Like other retail industry advocates, I am alarmed by the growing glut of retail real estate in America’s landscape. Everywhere I turn I see the empty locations of former Circuit Citys, KMarts, Mervyns, Steve and Barrys and thousands of other locations for lease. Property companies sit on these locations hoping that a WalMart or Costco will move in. (To read the latest on Costco’s new mall stores with Westfield announced on August 18th click here.) I scour both consumer trends and retail operators looking for clues about what will be successful in the decade ahead. So, here are three concepts – FREE OF CHARGE – for smart businesses to bring to market. Any one of these will work in a former big box location.
The Locavore Grocery Store
Picking up on the trend to bring local farmer’s products to market, a cunning local storefront could be created that brings the Farmer’s Market inside. Part Whole Foods, part farmer’s market, part county fair,the local grocery can showcase year-round items like honey, meats, cheese, pasta, cereals and HBA using a fairly standard grocery operating model: store-managed labor pool, regularly scheduled deliveries, store fixtures and promotions. There would be an additional seasonal section of locally grown produce that is manned in the traditional farmer’s market manner with farm producers selling their own wares. Depending on the market, this could go deep into flowers and landscape items, crafts and apparel or wine and fine foods. This concept will work because it builds on the growing trend of wanting local, organic food products as well as the increased awareness of healthy local produce being key to an aging population’s diet. This goes beyond what HEB is doing and creates that key community grocer that a neighborhood is built around. Here in Minneapolis, we have Local D’Lish – which is a toe in the water for this concept. But I am talking about a much bigger Bodega. SuperValu? This is for you….
The Senior Playground
With the aging of America’s population there will be a growing demand for a place for seniors to create a community. A location that can combine a Minute Clinic, Panera Bread, Fitness Anytime and regular daily events along with relevant retail (cards, seasonal items, HBA) could become a magnet and easily replicable (franchising anyone?) across the country. Think of a location where there is no membership, but people using the location pay through use fees (computer classes, yoga, needlecraft, maybe even a woodshop) and the coffee and meals served onsite. With the right kind of staff, this could become a cornerstone business in most of America’s communities. CVS or Walgreens – run with this.
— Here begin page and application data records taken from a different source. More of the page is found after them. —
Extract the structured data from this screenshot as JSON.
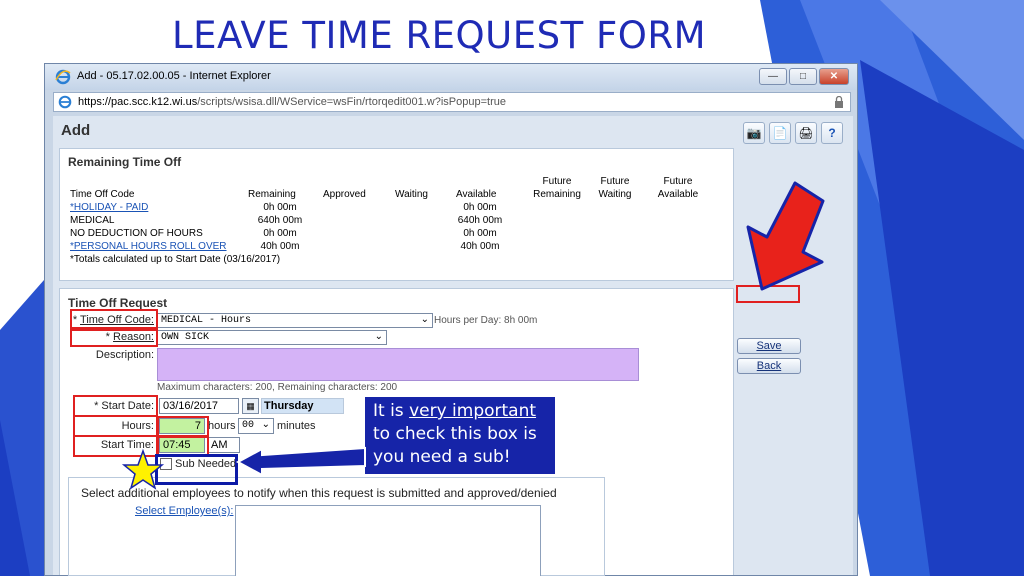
{
  "slide": {
    "title": "LEAVE TIME REQUEST FORM"
  },
  "browser": {
    "window_title": "Add - 05.17.02.00.05 - Internet Explorer",
    "url_prefix": "https://pac.scc.",
    "url_domain": "k12.wi.us",
    "url_rest": "/scripts/wsisa.dll/WService=wsFin/rtorqedit001.w?isPopup=true",
    "controls": {
      "minimize": "—",
      "maximize": "□",
      "close": "✕"
    }
  },
  "page": {
    "heading": "Add",
    "toolbar_icons": [
      "camera-icon",
      "note-icon",
      "print-icon",
      "help-icon"
    ],
    "toolbar_glyphs": [
      "📷",
      "📄",
      "🖨",
      "?"
    ]
  },
  "remaining_time_off": {
    "title": "Remaining Time Off",
    "future_headers": {
      "remaining_top": "Future",
      "remaining_bottom": "Remaining",
      "waiting_top": "Future",
      "waiting_bottom": "Waiting",
      "available_top": "Future",
      "available_bottom": "Available"
    },
    "columns": [
      "Time Off Code",
      "Remaining",
      "Approved",
      "Waiting",
      "Available"
    ],
    "rows": [
      {
        "code": "*HOLIDAY - PAID",
        "link": true,
        "remaining": "0h 00m",
        "available": "0h 00m"
      },
      {
        "code": "MEDICAL",
        "link": false,
        "remaining": "640h 00m",
        "available": "640h 00m"
      },
      {
        "code": "NO DEDUCTION OF HOURS",
        "link": false,
        "remaining": "0h 00m",
        "available": "0h 00m"
      },
      {
        "code": "*PERSONAL HOURS ROLL OVER",
        "link": true,
        "remaining": "40h 00m",
        "available": "40h 00m"
      }
    ],
    "footnote": "*Totals calculated up to Start Date (03/16/2017)"
  },
  "request": {
    "title": "Time Off Request",
    "time_off_code_label": "Time Off Code:",
    "time_off_code_value": "MEDICAL - Hours",
    "hours_per_day": "Hours per Day: 8h 00m",
    "reason_label": "Reason:",
    "reason_value": "OWN SICK",
    "description_label": "Description:",
    "description_value": "",
    "max_chars_note": "Maximum characters: 200, Remaining characters: 200",
    "start_date_label": "Start Date:",
    "start_date_value": "03/16/2017",
    "day_of_week": "Thursday",
    "hours_label": "Hours:",
    "hours_value": "7",
    "hours_unit": "hours",
    "minutes_value": "00",
    "minutes_unit": "minutes",
    "start_time_label": "Start Time:",
    "start_time_value": "07:45",
    "am_pm_value": "AM",
    "sub_needed_label": "Sub Needed",
    "sub_needed_checked": false
  },
  "side_buttons": {
    "save": "Save",
    "back": "Back"
  },
  "notify": {
    "text": "Select additional employees to notify when this request is submitted and approved/denied",
    "select_link": "Select Employee(s):"
  },
  "callout": {
    "line1_prefix": "It is ",
    "line1_emphasis": "very important",
    "line2": "to check this box is",
    "line3": "you need a sub!"
  },
  "colors": {
    "title_blue": "#1f2bb5",
    "callout_blue": "#1624a8",
    "highlight_red": "#e02020",
    "arrow_red": "#e8221b",
    "description_purple": "#d5b3f7",
    "hours_green": "#c3f2a0",
    "star_yellow": "#fff200"
  }
}
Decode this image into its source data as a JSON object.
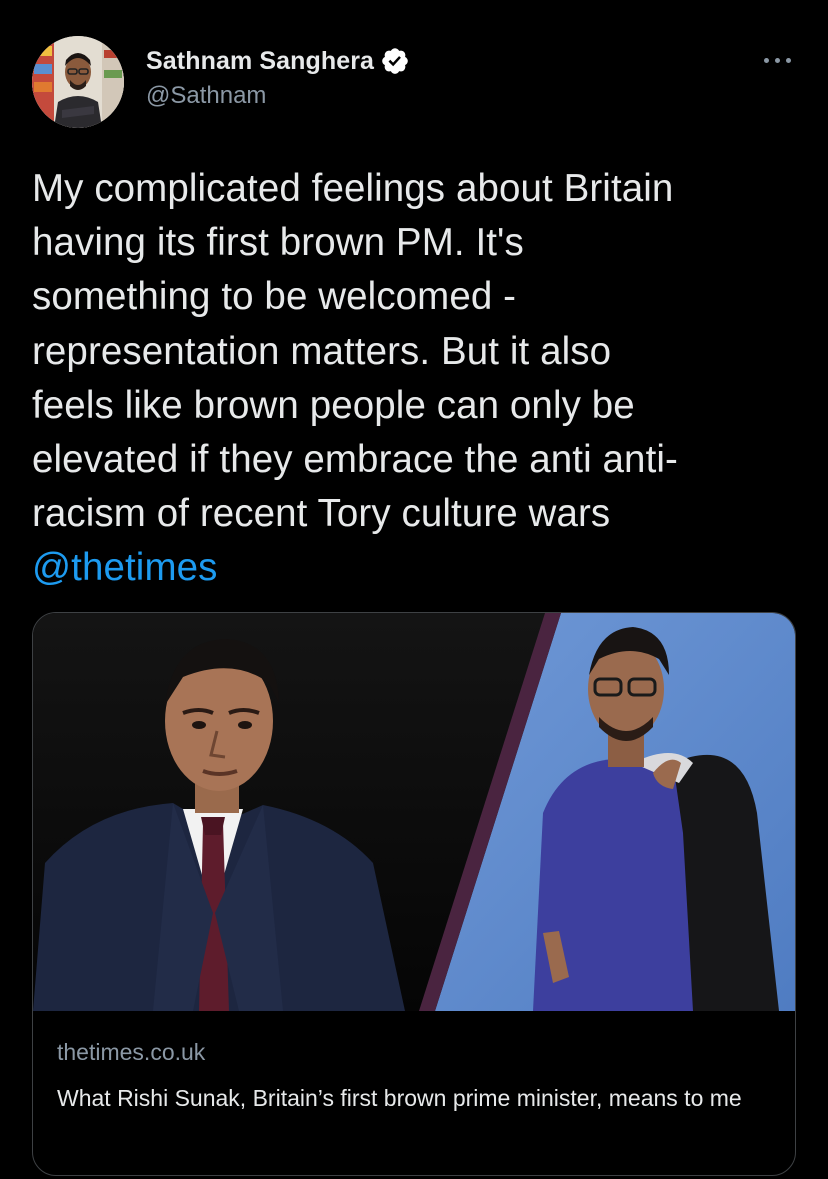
{
  "author": {
    "display_name": "Sathnam Sanghera",
    "handle": "@Sathnam",
    "verified": true,
    "avatar_icon": "profile-photo"
  },
  "tweet": {
    "text": "My complicated feelings about Britain\nhaving its first brown PM. It's\nsomething to be welcomed -\nrepresentation matters. But it also\nfeels like brown people can only be\nelevated if they embrace the anti anti-\nracism of recent Tory culture wars\n",
    "mention": "@thetimes"
  },
  "link_card": {
    "domain": "thetimes.co.uk",
    "title": "What Rishi Sunak, Britain’s first brown prime minister, means to me"
  },
  "colors": {
    "background": "#000000",
    "text": "#e7e9ea",
    "secondary_text": "#8b98a5",
    "link": "#1d9bf0",
    "border": "#3e4144",
    "verified_badge": "#ffffff"
  },
  "icons": {
    "more": "more-horizontal-icon",
    "verified": "verified-badge-icon"
  }
}
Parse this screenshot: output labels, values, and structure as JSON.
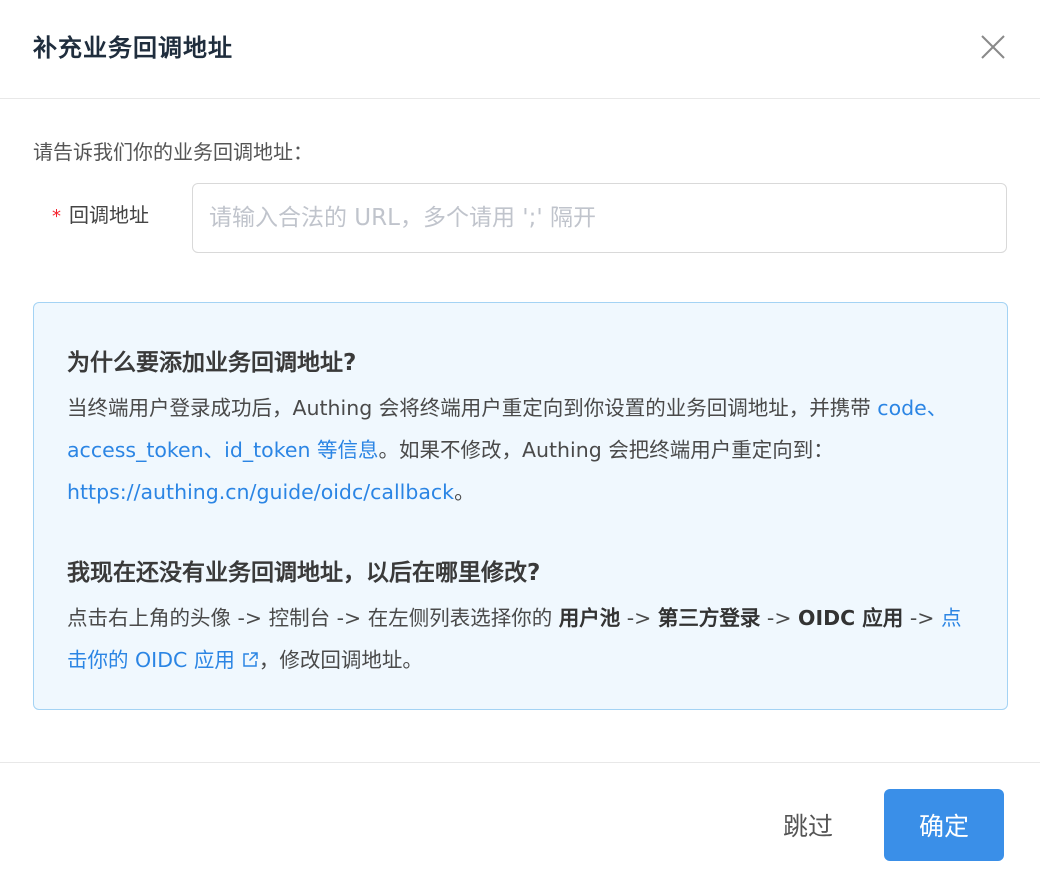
{
  "modal": {
    "title": "补充业务回调地址",
    "close_icon": "close-icon"
  },
  "form": {
    "prompt": "请告诉我们你的业务回调地址：",
    "required_mark": "*",
    "callback_label": "回调地址",
    "callback_placeholder": "请输入合法的 URL，多个请用 ';' 隔开",
    "callback_value": ""
  },
  "info": {
    "section1_title": "为什么要添加业务回调地址?",
    "section1_text_a": "当终端用户登录成功后，Authing 会将终端用户重定向到你设置的业务回调地址，并携带",
    "section1_highlight": "code、access_token、id_token 等信息",
    "section1_text_b": "。如果不修改，Authing 会把终端用户重定向到：",
    "section1_link": "https://authing.cn/guide/oidc/callback",
    "section1_text_c": "。",
    "section2_title": "我现在还没有业务回调地址，以后在哪里修改?",
    "section2_text_a": "点击右上角的头像 -> 控制台 -> 在左侧列表选择你的",
    "section2_bold_1": "用户池",
    "section2_arrow_1": "->",
    "section2_bold_2": "第三方登录",
    "section2_arrow_2": "->",
    "section2_bold_3": "OIDC 应用",
    "section2_arrow_3": "->",
    "section2_link": "点击你的 OIDC 应用",
    "section2_text_b": "，修改回调地址。",
    "external_link_icon": "external-link-icon"
  },
  "footer": {
    "skip_label": "跳过",
    "confirm_label": "确定"
  },
  "colors": {
    "accent": "#3a8fe8",
    "link": "#2b85e4",
    "required": "#f5222d",
    "info_bg": "#f0f8fe",
    "info_border": "#a4d3f4"
  }
}
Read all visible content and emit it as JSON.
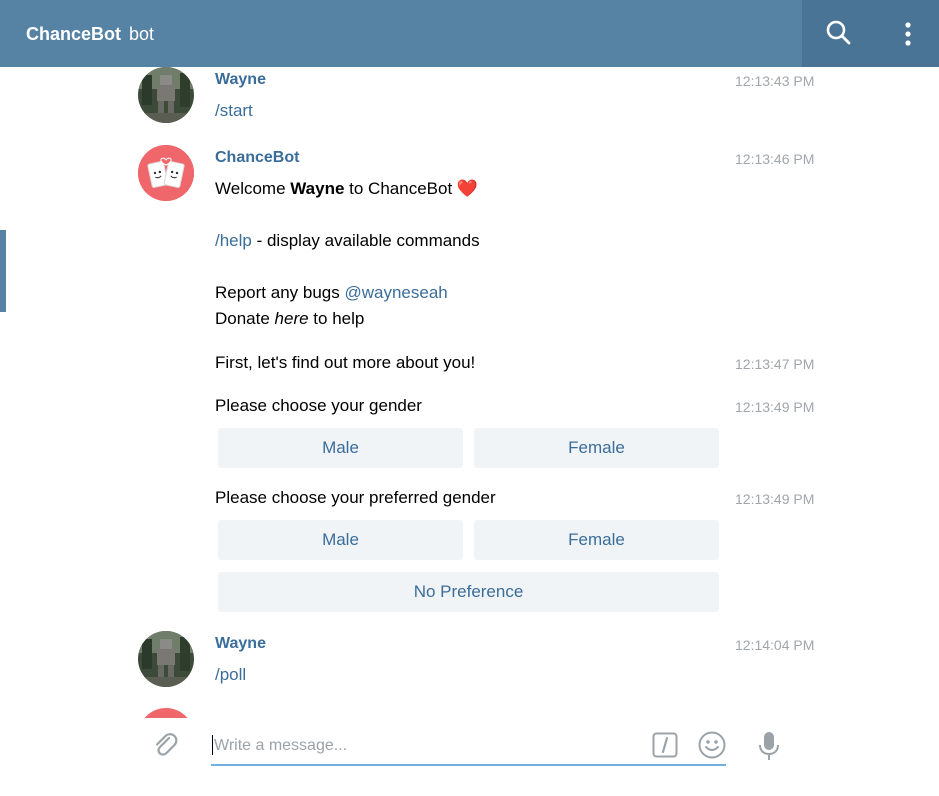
{
  "header": {
    "title": "ChanceBot",
    "subtitle": "bot",
    "search_icon": "search-icon",
    "more_icon": "more-vertical-icon"
  },
  "colors": {
    "header_bg": "#5682a3",
    "accent_link": "#3a6d99",
    "keyboard_button_bg": "#f0f4f7",
    "timestamp": "#a0a6ab",
    "input_underline": "#6fb0e2",
    "bot_avatar_bg": "#f0676b"
  },
  "messages": [
    {
      "author": "Wayne",
      "time": "12:13:43 PM",
      "text": "/start"
    },
    {
      "author": "ChanceBot",
      "time": "12:13:46 PM",
      "welcome": {
        "prefix": "Welcome ",
        "name": "Wayne",
        "suffix": " to ChanceBot",
        "emoji": "❤️"
      },
      "help_cmd": "/help",
      "help_text": " - display available commands",
      "bugs_prefix": "Report any bugs ",
      "bugs_handle": "@wayneseah",
      "donate_prefix": "Donate ",
      "donate_link": "here",
      "donate_suffix": " to help"
    },
    {
      "time": "12:13:47 PM",
      "text": "First, let's find out more about you!"
    },
    {
      "time": "12:13:49 PM",
      "text": "Please choose your gender",
      "buttons": [
        "Male",
        "Female"
      ]
    },
    {
      "time": "12:13:49 PM",
      "text": "Please choose your preferred gender",
      "buttons": [
        "Male",
        "Female"
      ],
      "button_wide": "No Preference"
    },
    {
      "author": "Wayne",
      "time": "12:14:04 PM",
      "text": "/poll"
    }
  ],
  "composer": {
    "placeholder": "Write a message...",
    "attach_icon": "paperclip-icon",
    "commands_icon": "slash-commands-icon",
    "emoji_icon": "emoji-smile-icon",
    "mic_icon": "microphone-icon"
  }
}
The Green Store
Imagine Best Buy for solar, wind and alternative energy — BUT with delivery and installation service ALWAYS included. The stores are actually showrooms where consumers can see examples of green roofs, xeriscaping, solar panels, geothermal water heating, etc and then order whatever configuration they would like for their homes. Offer items like compost bins and rain barrels as promotional traffic drivers then show off new e-bikes and Smart Cars. Create a Green Squad (like the BBY Geek Squad) from local service provider partners. Build in service contracts, energy audits and long term self sufficiency plans for loyal customers. Create special tax incentive programs that let customers take advantage of federal and state programs. This will work because there is a groundswell of people willing to make green investments yet to date the green community has forced consumers to do it themselves. Customers do not want to calculate electric capacity loads and battery sizing. They want to come in, order the system and have it set up at their homes. Its the same principle as Home Theater installation – for the green generation. Best Buy or Home Depot: This is a natural for you. Sears, if you are serious about reinventing yourself, here’s a concept you could win with.